* Task instructions
All entries must be extracted exactly, with nothing added or dropped.

** Exercise inputs follows **

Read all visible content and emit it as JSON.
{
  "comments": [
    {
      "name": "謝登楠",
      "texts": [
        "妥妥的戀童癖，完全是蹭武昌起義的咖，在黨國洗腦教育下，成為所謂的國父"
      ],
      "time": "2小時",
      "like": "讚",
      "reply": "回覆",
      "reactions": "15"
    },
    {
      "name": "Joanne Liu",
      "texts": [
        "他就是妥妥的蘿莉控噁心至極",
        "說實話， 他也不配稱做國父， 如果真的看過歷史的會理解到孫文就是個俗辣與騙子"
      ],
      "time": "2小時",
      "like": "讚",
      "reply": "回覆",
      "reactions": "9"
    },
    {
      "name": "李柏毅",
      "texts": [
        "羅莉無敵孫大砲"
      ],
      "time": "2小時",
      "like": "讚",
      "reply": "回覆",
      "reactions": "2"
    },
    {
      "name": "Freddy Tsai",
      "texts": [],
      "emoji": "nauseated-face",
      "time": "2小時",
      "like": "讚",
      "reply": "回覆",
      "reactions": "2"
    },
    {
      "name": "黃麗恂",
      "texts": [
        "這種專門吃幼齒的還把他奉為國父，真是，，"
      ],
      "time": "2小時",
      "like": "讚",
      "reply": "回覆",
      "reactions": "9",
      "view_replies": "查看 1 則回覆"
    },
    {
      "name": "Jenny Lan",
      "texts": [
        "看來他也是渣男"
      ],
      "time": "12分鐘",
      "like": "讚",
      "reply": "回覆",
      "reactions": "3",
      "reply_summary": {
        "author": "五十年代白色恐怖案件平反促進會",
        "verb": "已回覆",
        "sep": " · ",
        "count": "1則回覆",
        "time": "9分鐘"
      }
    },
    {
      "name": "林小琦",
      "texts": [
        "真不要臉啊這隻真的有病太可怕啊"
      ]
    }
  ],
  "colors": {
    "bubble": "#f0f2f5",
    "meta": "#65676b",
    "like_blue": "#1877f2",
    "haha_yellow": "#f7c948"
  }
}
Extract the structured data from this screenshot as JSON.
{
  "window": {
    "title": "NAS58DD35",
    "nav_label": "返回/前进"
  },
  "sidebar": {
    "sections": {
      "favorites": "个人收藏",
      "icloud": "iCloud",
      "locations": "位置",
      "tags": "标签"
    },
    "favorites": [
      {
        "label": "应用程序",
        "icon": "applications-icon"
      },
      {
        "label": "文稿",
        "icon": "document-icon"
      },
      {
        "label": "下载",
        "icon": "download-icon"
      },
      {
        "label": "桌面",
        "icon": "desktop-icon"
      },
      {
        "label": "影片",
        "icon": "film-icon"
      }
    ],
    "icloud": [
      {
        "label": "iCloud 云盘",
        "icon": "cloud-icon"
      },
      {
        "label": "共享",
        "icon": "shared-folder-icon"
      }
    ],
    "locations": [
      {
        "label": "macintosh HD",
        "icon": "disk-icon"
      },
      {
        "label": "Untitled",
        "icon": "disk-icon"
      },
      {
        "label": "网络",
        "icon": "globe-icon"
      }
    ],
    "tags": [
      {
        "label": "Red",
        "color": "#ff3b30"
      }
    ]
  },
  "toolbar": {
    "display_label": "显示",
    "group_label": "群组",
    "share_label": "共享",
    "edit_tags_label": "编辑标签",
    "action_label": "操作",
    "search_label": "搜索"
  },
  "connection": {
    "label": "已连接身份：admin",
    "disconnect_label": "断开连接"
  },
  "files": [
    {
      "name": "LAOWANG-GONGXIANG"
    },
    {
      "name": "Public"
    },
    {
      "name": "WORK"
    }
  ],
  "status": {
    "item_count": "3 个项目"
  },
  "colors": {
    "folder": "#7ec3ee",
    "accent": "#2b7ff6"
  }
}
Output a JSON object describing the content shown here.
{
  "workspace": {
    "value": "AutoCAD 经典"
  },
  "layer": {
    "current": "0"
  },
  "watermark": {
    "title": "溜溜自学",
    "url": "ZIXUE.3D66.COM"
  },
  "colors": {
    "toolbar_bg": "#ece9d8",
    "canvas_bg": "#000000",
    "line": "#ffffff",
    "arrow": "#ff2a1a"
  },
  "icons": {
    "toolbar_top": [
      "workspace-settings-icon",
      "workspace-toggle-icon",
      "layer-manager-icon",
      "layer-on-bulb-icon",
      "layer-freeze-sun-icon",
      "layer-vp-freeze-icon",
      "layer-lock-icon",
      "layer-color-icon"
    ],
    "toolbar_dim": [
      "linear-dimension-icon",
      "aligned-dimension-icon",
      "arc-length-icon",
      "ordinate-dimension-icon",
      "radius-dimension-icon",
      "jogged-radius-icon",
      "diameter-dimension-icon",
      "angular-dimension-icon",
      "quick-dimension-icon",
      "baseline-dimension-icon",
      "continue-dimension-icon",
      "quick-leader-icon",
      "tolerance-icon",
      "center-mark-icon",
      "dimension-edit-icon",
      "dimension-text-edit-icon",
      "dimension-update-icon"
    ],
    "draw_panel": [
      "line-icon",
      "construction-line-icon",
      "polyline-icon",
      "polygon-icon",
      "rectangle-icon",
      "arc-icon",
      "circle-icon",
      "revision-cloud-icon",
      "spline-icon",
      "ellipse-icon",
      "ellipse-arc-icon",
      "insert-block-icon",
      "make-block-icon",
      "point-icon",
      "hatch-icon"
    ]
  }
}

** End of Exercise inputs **

* Answer box
Read all visible content and emit it as JSON.
{
  "comments": [
    {
      "name": "謝登楠",
      "texts": [
        "妥妥的戀童癖，完全是蹭武昌起義的咖，在黨國洗腦教育下，成為所謂的國父"
      ],
      "time": "2小時",
      "like": "讚",
      "reply": "回覆",
      "reactions": "15"
    },
    {
      "name": "Joanne Liu",
      "texts": [
        "他就是妥妥的蘿莉控噁心至極",
        "說實話， 他也不配稱做國父， 如果真的看過歷史的會理解到孫文就是個俗辣與騙子"
      ],
      "time": "2小時",
      "like": "讚",
      "reply": "回覆",
      "reactions": "9"
    },
    {
      "name": "李柏毅",
      "texts": [
        "羅莉無敵孫大砲"
      ],
      "time": "2小時",
      "like": "讚",
      "reply": "回覆",
      "reactions": "2"
    },
    {
      "name": "Freddy Tsai",
      "texts": [],
      "emoji": "nauseated-face",
      "time": "2小時",
      "like": "讚",
      "reply": "回覆",
      "reactions": "2"
    },
    {
      "name": "黃麗恂",
      "texts": [
        "這種專門吃幼齒的還把他奉為國父，真是，，"
      ],
      "time": "2小時",
      "like": "讚",
      "reply": "回覆",
      "reactions": "9",
      "view_replies": "查看 1 則回覆"
    },
    {
      "name": "Jenny Lan",
      "texts": [
        "看來他也是渣男"
      ],
      "time": "12分鐘",
      "like": "讚",
      "reply": "回覆",
      "reactions": "3",
      "reply_summary": {
        "author": "五十年代白色恐怖案件平反促進會",
        "verb": "已回覆",
        "sep": " · ",
        "count": "1則回覆",
        "time": "9分鐘"
      }
    },
    {
      "name": "林小琦",
      "texts": [
        "真不要臉啊這隻真的有病太可怕啊"
      ]
    }
  ],
  "colors": {
    "bubble": "#f0f2f5",
    "meta": "#65676b",
    "like_blue": "#1877f2",
    "haha_yellow": "#f7c948"
  }
}
Extract the structured data from this screenshot as JSON.
{
  "window": {
    "title": "NAS58DD35",
    "nav_label": "返回/前进"
  },
  "sidebar": {
    "sections": {
      "favorites": "个人收藏",
      "icloud": "iCloud",
      "locations": "位置",
      "tags": "标签"
    },
    "favorites": [
      {
        "label": "应用程序",
        "icon": "applications-icon"
      },
      {
        "label": "文稿",
        "icon": "document-icon"
      },
      {
        "label": "下载",
        "icon": "download-icon"
      },
      {
        "label": "桌面",
        "icon": "desktop-icon"
      },
      {
        "label": "影片",
        "icon": "film-icon"
      }
    ],
    "icloud": [
      {
        "label": "iCloud 云盘",
        "icon": "cloud-icon"
      },
      {
        "label": "共享",
        "icon": "shared-folder-icon"
      }
    ],
    "locations": [
      {
        "label": "macintosh HD",
        "icon": "disk-icon"
      },
      {
        "label": "Untitled",
        "icon": "disk-icon"
      },
      {
        "label": "网络",
        "icon": "globe-icon"
      }
    ],
    "tags": [
      {
        "label": "Red",
        "color": "#ff3b30"
      }
    ]
  },
  "toolbar": {
    "display_label": "显示",
    "group_label": "群组",
    "share_label": "共享",
    "edit_tags_label": "编辑标签",
    "action_label": "操作",
    "search_label": "搜索"
  },
  "connection": {
    "label": "已连接身份：admin",
    "disconnect_label": "断开连接"
  },
  "files": [
    {
      "name": "LAOWANG-GONGXIANG"
    },
    {
      "name": "Public"
    },
    {
      "name": "WORK"
    }
  ],
  "status": {
    "item_count": "3 个项目"
  },
  "colors": {
    "folder": "#7ec3ee",
    "accent": "#2b7ff6"
  }
}
Output a JSON object describing the content shown here.
{
  "workspace": {
    "value": "AutoCAD 经典"
  },
  "layer": {
    "current": "0"
  },
  "watermark": {
    "title": "溜溜自学",
    "url": "ZIXUE.3D66.COM"
  },
  "colors": {
    "toolbar_bg": "#ece9d8",
    "canvas_bg": "#000000",
    "line": "#ffffff",
    "arrow": "#ff2a1a"
  },
  "icons": {
    "toolbar_top": [
      "workspace-settings-icon",
      "workspace-toggle-icon",
      "layer-manager-icon",
      "layer-on-bulb-icon",
      "layer-freeze-sun-icon",
      "layer-vp-freeze-icon",
      "layer-lock-icon",
      "layer-color-icon"
    ],
    "toolbar_dim": [
      "linear-dimension-icon",
      "aligned-dimension-icon",
      "arc-length-icon",
      "ordinate-dimension-icon",
      "radius-dimension-icon",
      "jogged-radius-icon",
      "diameter-dimension-icon",
      "angular-dimension-icon",
      "quick-dimension-icon",
      "baseline-dimension-icon",
      "continue-dimension-icon",
      "quick-leader-icon",
      "tolerance-icon",
      "center-mark-icon",
      "dimension-edit-icon",
      "dimension-text-edit-icon",
      "dimension-update-icon"
    ],
    "draw_panel": [
      "line-icon",
      "construction-line-icon",
      "polyline-icon",
      "polygon-icon",
      "rectangle-icon",
      "arc-icon",
      "circle-icon",
      "revision-cloud-icon",
      "spline-icon",
      "ellipse-icon",
      "ellipse-arc-icon",
      "insert-block-icon",
      "make-block-icon",
      "point-icon",
      "hatch-icon"
    ]
  }
}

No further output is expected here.